Research will definitely affect character development, because in order to understand a person, it takes a combination of personality, life events and environment. All three of them combine to make us who we are, so as details in setting and story become clearer to me, the characters always gain more clarity and focus, more emotional depth.
What are some common speech terms, dress modes, transportation or housing facts that you found interesting for your time period?
I love the clothing styles from history – the richness of the gowns, the styles, and the curiosity of being so encumbered by your clothing that you required someone to help you dress. :-) And in fact, I purchased a book of regency period paper dolls – with different clothing styles and everything, so when I write or need to think about how their clothing made their lives different, I have the paper dolls right in front of me.

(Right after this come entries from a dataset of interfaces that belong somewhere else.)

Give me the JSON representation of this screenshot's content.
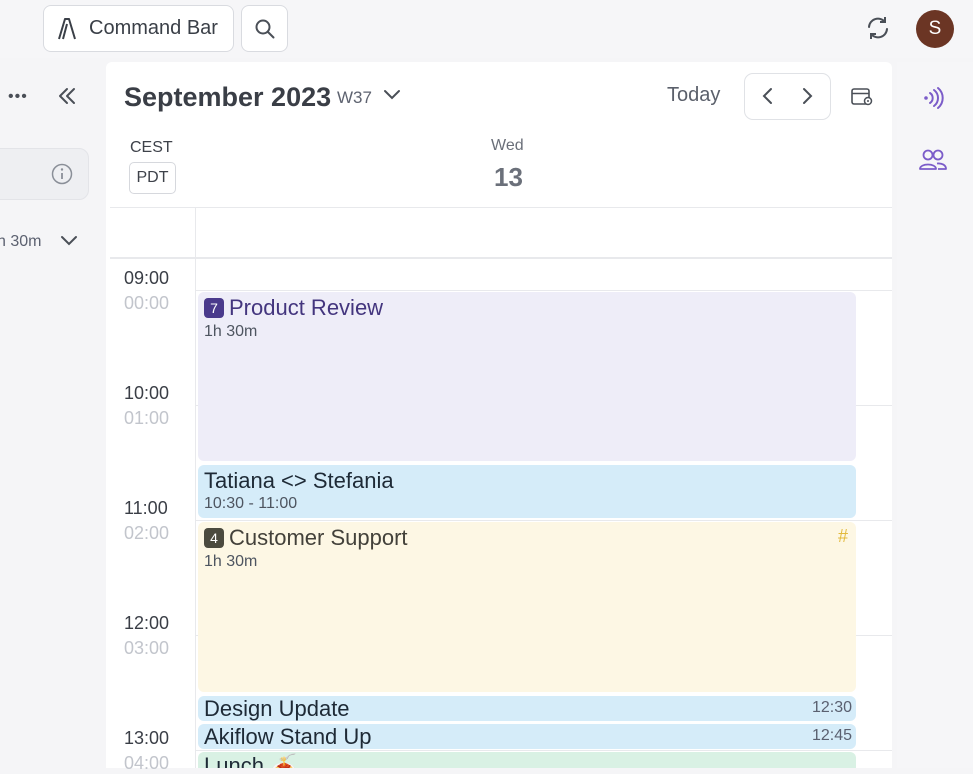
{
  "topbar": {
    "command_bar_label": "Command Bar",
    "avatar_initial": "S"
  },
  "left_panel": {
    "duration_text": "h 30m"
  },
  "header": {
    "month_title": "September 2023",
    "week_label": "W37",
    "today_label": "Today"
  },
  "timezones": {
    "primary": "CEST",
    "secondary": "PDT"
  },
  "day": {
    "name": "Wed",
    "number": "13"
  },
  "time_labels": [
    {
      "main": "09:00",
      "sub": "00:00"
    },
    {
      "main": "10:00",
      "sub": "01:00"
    },
    {
      "main": "11:00",
      "sub": "02:00"
    },
    {
      "main": "12:00",
      "sub": "03:00"
    },
    {
      "main": "13:00",
      "sub": "04:00"
    }
  ],
  "events": [
    {
      "title": "Product Review",
      "badge": "7",
      "sub": "1h 30m",
      "time": "",
      "bg": "#eeedf8",
      "badge_color": "#4a3a8c",
      "title_color": "#43357e"
    },
    {
      "title": "Tatiana <> Stefania",
      "badge": "",
      "sub": "10:30 - 11:00",
      "time": "",
      "bg": "#d5ecf9",
      "badge_color": "",
      "title_color": "#1e2a36"
    },
    {
      "title": "Customer Support",
      "badge": "4",
      "sub": "1h 30m",
      "time": "",
      "hash": "#",
      "bg": "#fdf7e4",
      "badge_color": "#4b4a3e",
      "title_color": "#43413a"
    },
    {
      "title": "Design Update",
      "badge": "",
      "sub": "",
      "time": "12:30",
      "bg": "#d5ecf9",
      "badge_color": "",
      "title_color": "#1e2a36"
    },
    {
      "title": "Akiflow Stand Up",
      "badge": "",
      "sub": "",
      "time": "12:45",
      "bg": "#d5ecf9",
      "badge_color": "",
      "title_color": "#1e2a36"
    },
    {
      "title": "Lunch 🍝",
      "badge": "",
      "sub": "",
      "time": "",
      "bg": "#d9f1e4",
      "badge_color": "",
      "title_color": "#1e2a36"
    }
  ],
  "colors": {
    "accent_purple": "#7b5cc9",
    "avatar_bg": "#6b3524"
  },
  "icons": {
    "command_bar": "akiflow-logo-icon",
    "search": "search-icon",
    "sync": "sync-icon",
    "more": "more-icon",
    "collapse": "collapse-left-icon",
    "info": "info-icon",
    "chevron": "chevron-down-icon",
    "prev": "chevron-left-icon",
    "next": "chevron-right-icon",
    "calendar_settings": "calendar-settings-icon",
    "radio": "broadcast-icon",
    "people": "people-icon"
  }
}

Do you have any authors that inspired you?
Absolutely. As a teenager, I idolized Francine Pascal who wrote Sweet Valley High. In later teen years, I became a fan of Danielle Steel and she was a great inspiration for a long time. And today, I find reading is one of the most important things I can do as a writer. I can find the drive and refuel my desire and love of writing by reading books I adore. Nora Roberts, Judith McNaught, Kristin Hannah and many more – for me, it always boils down to characters that become friends. If a writer can make someone stay in my head for years, that’s a writer I aspire to be like.
What do you feel is the most effective promotion you have done for your book?

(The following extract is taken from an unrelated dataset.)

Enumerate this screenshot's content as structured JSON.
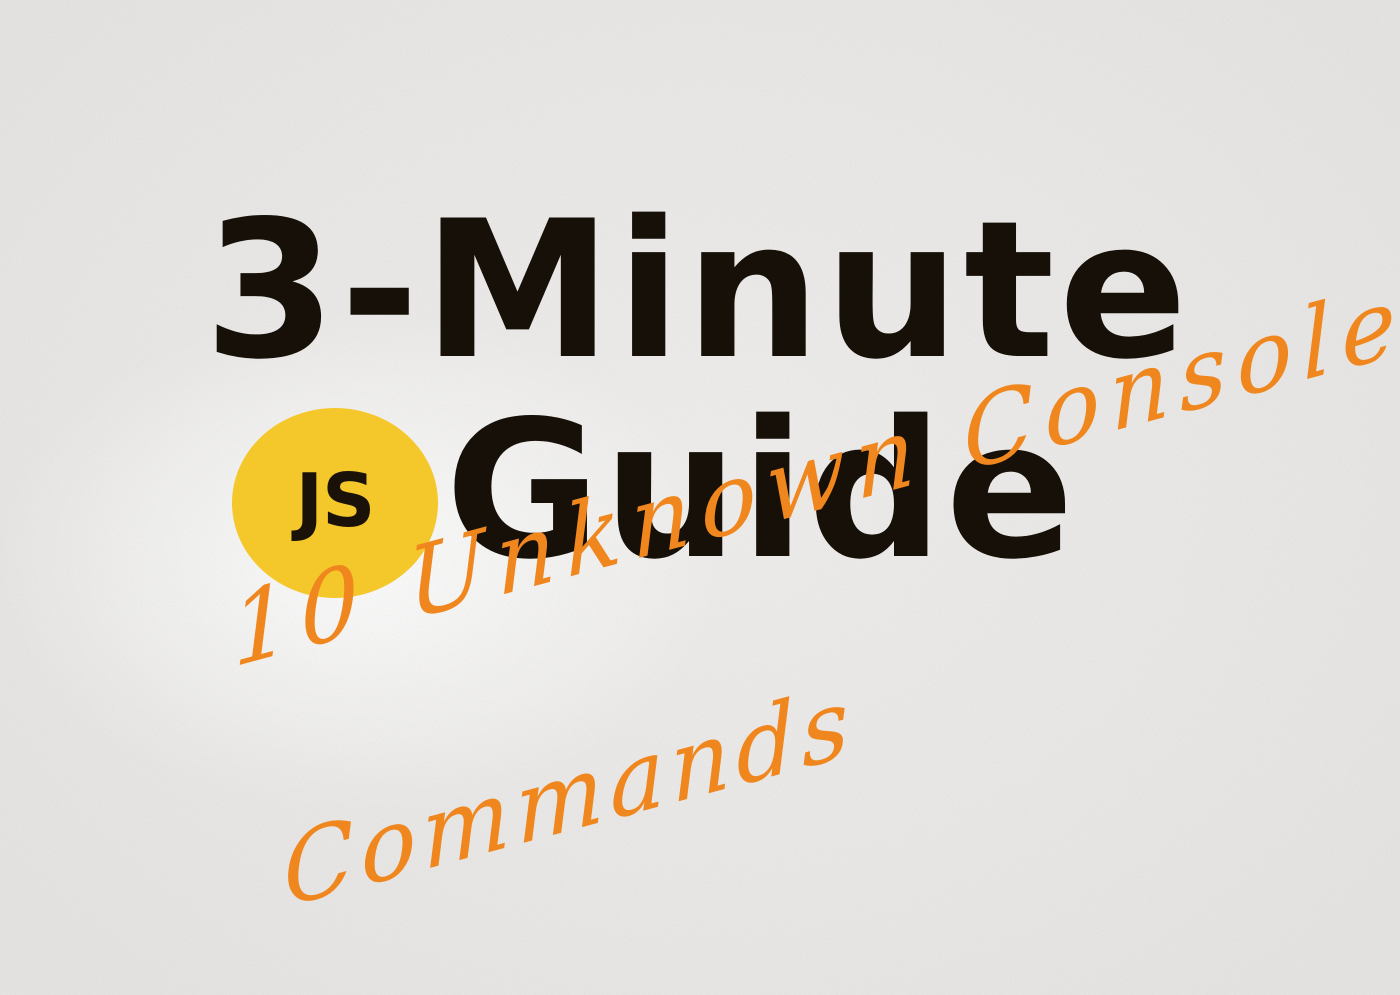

I think it all matters, from the signature lines in emails and groups to online ads to being on blogs. I placed an ad in RT Book Reviews magazine and I feel it was a great move. I got a review from it, a good one, and I think it’s only helped my sales. But it all adds up--it’s a matter of consistently putting yourself in front of your readers.

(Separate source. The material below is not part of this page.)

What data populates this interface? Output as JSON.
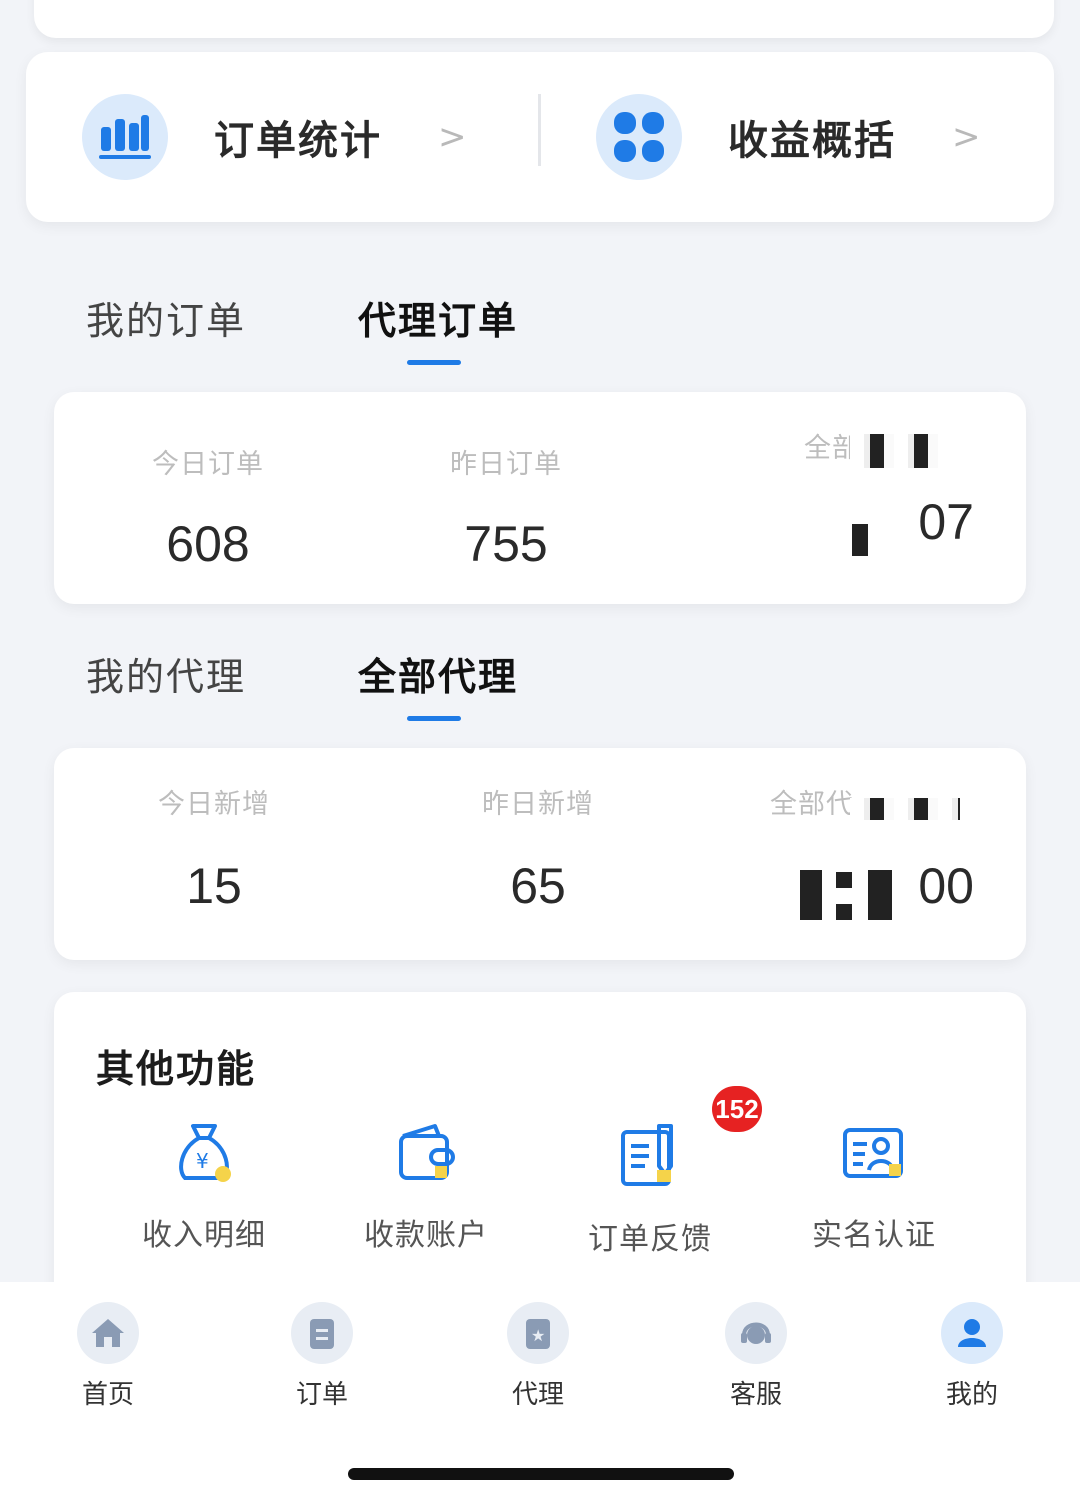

What do we have to look forward next?
You will get Adam’s story next! Adam’s, currently a work in progress with a tentative title of HER RELUCTANT HERO, continues just a few months after Blythe’s story ends. Adam is haunted by the mistakes he feels he made with Blythe and determined to give his sisters one hundred percent focus until each is married off. But along comes trouble in the form of the daughter of a treasure hunter, a woman determined to save her father. Aria’s tendency to land on the edge of scandal more often than she can afford convinces Adam he should stay far, far away. If only it were that easy…
But each of the Willoughby siblings demanded their own story, so SOMETHING ABOUT HER is the first in a series of five. And I love writing a series since it allows me to visit with the characters that much longer and it creates the ability to really plan out longer character arcs. While each book will stand alone, I love that I can weave in small (or large) details in Blythe’s book that will be a part of who Adam is in his book.
To celebrate her book release, Jeannie Ruesch is offering a free ebook of SOMETHING ABOUT HER to one lucky commenter on today's blog. (Please check back on Monday to see who won.) She will be around all day today. I'm sure some of you have questions or comments for her, so please ask away...
Jeannie Ruesch wrote her first "The End" at the age of six and it's been a love affair with stories and writing ever since. Even with a detour into the realm of marketing and design (that day job thing), she always returned to the stories she loved at the end of the workday. She finally decided to get focused, and ultimately found publication with her first completed novel (as an adult, that is) in 2008. She lives in Northern California with her husband (who is likely tired of having his brain picked over the male perspective and their son.
Check out author’s website at http://www.jeannieruesch.com
Wild Rose Press ebook : http://tinyurl.com/sah-ebook